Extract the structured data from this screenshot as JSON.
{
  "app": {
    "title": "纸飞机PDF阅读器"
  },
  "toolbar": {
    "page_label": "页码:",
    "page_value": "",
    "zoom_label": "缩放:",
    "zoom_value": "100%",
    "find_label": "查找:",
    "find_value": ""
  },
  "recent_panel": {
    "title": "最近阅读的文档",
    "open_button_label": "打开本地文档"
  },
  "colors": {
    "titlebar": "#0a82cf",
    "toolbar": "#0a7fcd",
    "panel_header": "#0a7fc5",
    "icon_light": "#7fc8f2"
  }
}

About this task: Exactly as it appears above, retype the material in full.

Expected answer:
Extract the structured data from this screenshot as JSON.
{
  "app": {
    "title": "纸飞机PDF阅读器"
  },
  "toolbar": {
    "page_label": "页码:",
    "page_value": "",
    "zoom_label": "缩放:",
    "zoom_value": "100%",
    "find_label": "查找:",
    "find_value": ""
  },
  "recent_panel": {
    "title": "最近阅读的文档",
    "open_button_label": "打开本地文档"
  },
  "colors": {
    "titlebar": "#0a82cf",
    "toolbar": "#0a7fcd",
    "panel_header": "#0a7fc5",
    "icon_light": "#7fc8f2"
  }
}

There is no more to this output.